Philip W. Kantoff, MD, has been named the new Chairman of the Department of Medicine at Memorial Sloan Kettering Cancer Center (MSK). An accomplished leader, physician, researcher, and mentor, Dr. Kantoff served the Dana-Farber Cancer Institute and Harvard Medical School (HMS) since 1987 in a variety of capacities. He formally assumes his new position as George J. Bosl, MD, steps down from his role after 18 years.
Decades of research have shown that cancer survival outcomes can vary widely depending on where patients receive care. But efforts to rank hospitals by long-term survival rates have been hindered by the readily available administrative data derived from Medicare claims, which lacks information about cancer stage. Two hospitals providing equally good care may have different survival rates if one hospital treats sicker patients, for example.
Memorial Sloan Kettering (MSK) has named three investigators as recipients of this year’s Paul Marks Prize for Cancer Research. The award recognizes promising investigators aged 45 or younger for their efforts in advancing cancer research.
Two pivotal studies published in the New England Journal of Medicine and conducted by Memorial Sloan Kettering researchers offer proof of better treatment options for patients with advanced renal cell carcinoma (RCC), the most common form of kidney cancer.

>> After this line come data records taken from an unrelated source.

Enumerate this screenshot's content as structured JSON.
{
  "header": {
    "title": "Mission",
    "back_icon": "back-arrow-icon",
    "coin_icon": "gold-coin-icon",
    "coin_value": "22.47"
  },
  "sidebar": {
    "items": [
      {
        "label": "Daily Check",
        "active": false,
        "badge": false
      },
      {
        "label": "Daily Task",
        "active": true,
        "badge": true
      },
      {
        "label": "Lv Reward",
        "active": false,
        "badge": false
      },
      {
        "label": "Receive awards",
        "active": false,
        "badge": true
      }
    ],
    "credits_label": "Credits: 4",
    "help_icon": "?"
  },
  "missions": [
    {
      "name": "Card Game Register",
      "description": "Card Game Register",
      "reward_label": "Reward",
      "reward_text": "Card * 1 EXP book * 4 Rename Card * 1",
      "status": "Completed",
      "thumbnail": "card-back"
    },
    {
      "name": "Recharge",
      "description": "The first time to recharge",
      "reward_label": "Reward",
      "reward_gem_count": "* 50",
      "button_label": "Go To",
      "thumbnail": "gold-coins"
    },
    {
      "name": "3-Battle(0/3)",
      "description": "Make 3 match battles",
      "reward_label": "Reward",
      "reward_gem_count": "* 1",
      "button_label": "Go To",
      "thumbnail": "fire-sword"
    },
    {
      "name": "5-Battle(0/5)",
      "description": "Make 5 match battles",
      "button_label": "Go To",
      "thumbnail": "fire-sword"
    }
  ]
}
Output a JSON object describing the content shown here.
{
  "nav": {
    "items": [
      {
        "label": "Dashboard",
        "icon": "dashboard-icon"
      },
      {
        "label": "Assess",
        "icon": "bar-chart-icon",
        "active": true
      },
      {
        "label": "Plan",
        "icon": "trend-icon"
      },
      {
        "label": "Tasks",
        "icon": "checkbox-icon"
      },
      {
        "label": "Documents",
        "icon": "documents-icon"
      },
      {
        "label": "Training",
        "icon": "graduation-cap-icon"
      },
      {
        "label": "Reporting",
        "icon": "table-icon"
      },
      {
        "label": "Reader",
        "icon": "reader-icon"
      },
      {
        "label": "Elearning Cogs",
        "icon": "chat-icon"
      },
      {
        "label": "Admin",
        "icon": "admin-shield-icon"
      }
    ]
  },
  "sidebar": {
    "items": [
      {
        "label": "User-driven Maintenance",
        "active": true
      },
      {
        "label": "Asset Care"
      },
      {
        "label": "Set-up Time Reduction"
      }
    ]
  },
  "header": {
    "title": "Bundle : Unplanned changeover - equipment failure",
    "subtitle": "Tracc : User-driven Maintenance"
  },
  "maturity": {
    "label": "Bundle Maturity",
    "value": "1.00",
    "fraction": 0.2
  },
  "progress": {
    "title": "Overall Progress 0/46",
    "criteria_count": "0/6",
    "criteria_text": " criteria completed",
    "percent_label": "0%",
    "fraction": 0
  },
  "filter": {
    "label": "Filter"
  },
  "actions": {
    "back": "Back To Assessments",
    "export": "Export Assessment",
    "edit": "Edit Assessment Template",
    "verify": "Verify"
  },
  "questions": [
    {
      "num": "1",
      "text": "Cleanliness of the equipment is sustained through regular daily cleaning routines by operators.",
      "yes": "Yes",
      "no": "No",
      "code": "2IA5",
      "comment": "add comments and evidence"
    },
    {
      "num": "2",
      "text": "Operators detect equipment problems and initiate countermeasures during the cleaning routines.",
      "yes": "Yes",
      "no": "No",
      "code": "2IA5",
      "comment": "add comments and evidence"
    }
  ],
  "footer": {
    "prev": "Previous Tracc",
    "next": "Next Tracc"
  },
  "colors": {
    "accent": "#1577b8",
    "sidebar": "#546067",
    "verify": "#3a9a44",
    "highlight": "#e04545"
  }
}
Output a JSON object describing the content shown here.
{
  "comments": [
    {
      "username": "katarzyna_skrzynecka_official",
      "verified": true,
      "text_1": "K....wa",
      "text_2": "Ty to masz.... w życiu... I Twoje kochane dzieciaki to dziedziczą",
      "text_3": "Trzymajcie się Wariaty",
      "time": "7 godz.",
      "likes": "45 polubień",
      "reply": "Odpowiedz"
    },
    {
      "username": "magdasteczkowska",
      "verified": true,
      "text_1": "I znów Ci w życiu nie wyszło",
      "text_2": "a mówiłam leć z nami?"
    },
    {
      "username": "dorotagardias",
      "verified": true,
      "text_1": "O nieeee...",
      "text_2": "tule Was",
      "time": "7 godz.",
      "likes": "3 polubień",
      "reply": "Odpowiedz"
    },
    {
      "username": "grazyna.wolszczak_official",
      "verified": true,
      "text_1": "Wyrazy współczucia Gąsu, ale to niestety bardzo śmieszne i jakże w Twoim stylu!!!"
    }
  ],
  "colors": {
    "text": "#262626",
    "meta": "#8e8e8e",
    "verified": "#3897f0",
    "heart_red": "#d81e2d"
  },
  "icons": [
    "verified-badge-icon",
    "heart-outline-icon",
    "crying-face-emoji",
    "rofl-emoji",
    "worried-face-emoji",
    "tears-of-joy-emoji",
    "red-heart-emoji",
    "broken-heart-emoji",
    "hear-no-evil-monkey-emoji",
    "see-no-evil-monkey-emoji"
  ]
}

Researchers from Memorial Sloan Kettering Cancer Center (MSK) have announced results from the first published basket study, a new form of clinical trial design that explores responses to drugs based on the specific mutations in patients’ tumors rather than where their cancer originated.
Memorial Sloan Kettering Cancer Center (MSK) and Lehigh Valley Health Network (LVHN) announced today the beginning of a unique and forward-thinking collaboration aimed at improving patient access to the latest and most effective cancer treatment advances and highest-caliber cancer care.
A new lung cancer research center has been created at Memorial Sloan Kettering Cancer Center (MSK). The Fiona and Stanley Druckenmiller Center for Lung Cancer Research (DCLCR) is a multidisciplinary research initiative dedicated to developing innovative and more-effective treatments for people with lung cancer.
Six young scientists at Memorial Sloan Kettering Cancer Center, Rockefeller University, and Weill Cornell Medical College have been named the inaugural winners of a new prize established to recognize postdoctoral investigators in the life sciences. The Tri-Institutional Breakout Awards for Junior Investigators, which include a $25,000 prize for each recipient, were established by three Tri-Institutional winners of the 2013 Breakthrough Prize in Life Science — one from each of the three institutions — with additional financial support from the institutions themselves.
Treating advanced melanoma patients with either a combination of the immunotherapy drugs nivolumab and ipilimumab or nivolumab alone significantly increases progression-free survival over using ipilimumab alone, according to new findings from researchers at Memorial Sloan Kettering simultaneously presented today at the American Society of Clinical Oncology annual meeting and published online in the New England Journal of Medicine.